Task instructions: Would you give the data below back exactly as it reads?

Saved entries
-- Opening Marker --
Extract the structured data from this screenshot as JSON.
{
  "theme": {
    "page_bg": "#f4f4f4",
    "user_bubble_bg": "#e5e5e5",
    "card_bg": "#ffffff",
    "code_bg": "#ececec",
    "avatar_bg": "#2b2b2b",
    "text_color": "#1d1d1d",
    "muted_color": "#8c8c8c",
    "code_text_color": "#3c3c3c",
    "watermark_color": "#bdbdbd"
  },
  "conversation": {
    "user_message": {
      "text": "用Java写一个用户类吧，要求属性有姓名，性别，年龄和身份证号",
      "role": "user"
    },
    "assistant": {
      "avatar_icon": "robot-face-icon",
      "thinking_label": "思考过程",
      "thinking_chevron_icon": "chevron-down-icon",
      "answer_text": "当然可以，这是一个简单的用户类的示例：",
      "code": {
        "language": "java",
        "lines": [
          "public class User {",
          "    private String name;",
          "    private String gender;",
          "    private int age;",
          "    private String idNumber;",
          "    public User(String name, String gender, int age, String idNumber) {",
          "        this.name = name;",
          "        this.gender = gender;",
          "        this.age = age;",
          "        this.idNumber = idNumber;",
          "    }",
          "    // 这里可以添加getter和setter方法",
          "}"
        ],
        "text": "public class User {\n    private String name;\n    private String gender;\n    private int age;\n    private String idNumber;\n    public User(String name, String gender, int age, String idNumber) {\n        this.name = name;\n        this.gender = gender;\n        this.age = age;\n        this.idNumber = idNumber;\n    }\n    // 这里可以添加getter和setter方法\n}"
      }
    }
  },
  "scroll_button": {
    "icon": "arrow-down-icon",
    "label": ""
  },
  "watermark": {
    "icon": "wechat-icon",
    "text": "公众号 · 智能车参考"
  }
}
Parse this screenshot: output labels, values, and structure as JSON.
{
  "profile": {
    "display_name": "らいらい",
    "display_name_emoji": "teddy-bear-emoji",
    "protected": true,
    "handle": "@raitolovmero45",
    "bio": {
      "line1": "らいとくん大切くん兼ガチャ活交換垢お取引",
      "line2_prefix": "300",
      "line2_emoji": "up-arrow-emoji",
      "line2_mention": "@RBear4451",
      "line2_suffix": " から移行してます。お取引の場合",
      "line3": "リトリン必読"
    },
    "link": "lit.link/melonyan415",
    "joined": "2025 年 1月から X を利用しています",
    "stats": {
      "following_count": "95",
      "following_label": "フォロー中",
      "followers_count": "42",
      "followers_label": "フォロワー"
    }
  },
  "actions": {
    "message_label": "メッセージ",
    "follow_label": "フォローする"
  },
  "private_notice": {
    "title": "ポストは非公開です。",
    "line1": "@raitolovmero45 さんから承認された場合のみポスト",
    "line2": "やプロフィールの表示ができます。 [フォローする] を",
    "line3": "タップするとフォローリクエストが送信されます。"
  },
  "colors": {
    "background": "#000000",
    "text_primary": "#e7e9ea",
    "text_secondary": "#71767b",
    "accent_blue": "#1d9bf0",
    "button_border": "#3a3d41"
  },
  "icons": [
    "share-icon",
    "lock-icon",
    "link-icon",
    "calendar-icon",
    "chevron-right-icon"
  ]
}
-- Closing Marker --
Response below:
Extract the structured data from this screenshot as JSON.
{
  "theme": {
    "page_bg": "#f4f4f4",
    "user_bubble_bg": "#e5e5e5",
    "card_bg": "#ffffff",
    "code_bg": "#ececec",
    "avatar_bg": "#2b2b2b",
    "text_color": "#1d1d1d",
    "muted_color": "#8c8c8c",
    "code_text_color": "#3c3c3c",
    "watermark_color": "#bdbdbd"
  },
  "conversation": {
    "user_message": {
      "text": "用Java写一个用户类吧，要求属性有姓名，性别，年龄和身份证号",
      "role": "user"
    },
    "assistant": {
      "avatar_icon": "robot-face-icon",
      "thinking_label": "思考过程",
      "thinking_chevron_icon": "chevron-down-icon",
      "answer_text": "当然可以，这是一个简单的用户类的示例：",
      "code": {
        "language": "java",
        "lines": [
          "public class User {",
          "    private String name;",
          "    private String gender;",
          "    private int age;",
          "    private String idNumber;",
          "    public User(String name, String gender, int age, String idNumber) {",
          "        this.name = name;",
          "        this.gender = gender;",
          "        this.age = age;",
          "        this.idNumber = idNumber;",
          "    }",
          "    // 这里可以添加getter和setter方法",
          "}"
        ],
        "text": "public class User {\n    private String name;\n    private String gender;\n    private int age;\n    private String idNumber;\n    public User(String name, String gender, int age, String idNumber) {\n        this.name = name;\n        this.gender = gender;\n        this.age = age;\n        this.idNumber = idNumber;\n    }\n    // 这里可以添加getter和setter方法\n}"
      }
    }
  },
  "scroll_button": {
    "icon": "arrow-down-icon",
    "label": ""
  },
  "watermark": {
    "icon": "wechat-icon",
    "text": "公众号 · 智能车参考"
  }
}
Parse this screenshot: output labels, values, and structure as JSON.
{
  "profile": {
    "display_name": "らいらい",
    "display_name_emoji": "teddy-bear-emoji",
    "protected": true,
    "handle": "@raitolovmero45",
    "bio": {
      "line1": "らいとくん大切くん兼ガチャ活交換垢お取引",
      "line2_prefix": "300",
      "line2_emoji": "up-arrow-emoji",
      "line2_mention": "@RBear4451",
      "line2_suffix": " から移行してます。お取引の場合",
      "line3": "リトリン必読"
    },
    "link": "lit.link/melonyan415",
    "joined": "2025 年 1月から X を利用しています",
    "stats": {
      "following_count": "95",
      "following_label": "フォロー中",
      "followers_count": "42",
      "followers_label": "フォロワー"
    }
  },
  "actions": {
    "message_label": "メッセージ",
    "follow_label": "フォローする"
  },
  "private_notice": {
    "title": "ポストは非公開です。",
    "line1": "@raitolovmero45 さんから承認された場合のみポスト",
    "line2": "やプロフィールの表示ができます。 [フォローする] を",
    "line3": "タップするとフォローリクエストが送信されます。"
  },
  "colors": {
    "background": "#000000",
    "text_primary": "#e7e9ea",
    "text_secondary": "#71767b",
    "accent_blue": "#1d9bf0",
    "button_border": "#3a3d41"
  },
  "icons": [
    "share-icon",
    "lock-icon",
    "link-icon",
    "calendar-icon",
    "chevron-right-icon"
  ]
}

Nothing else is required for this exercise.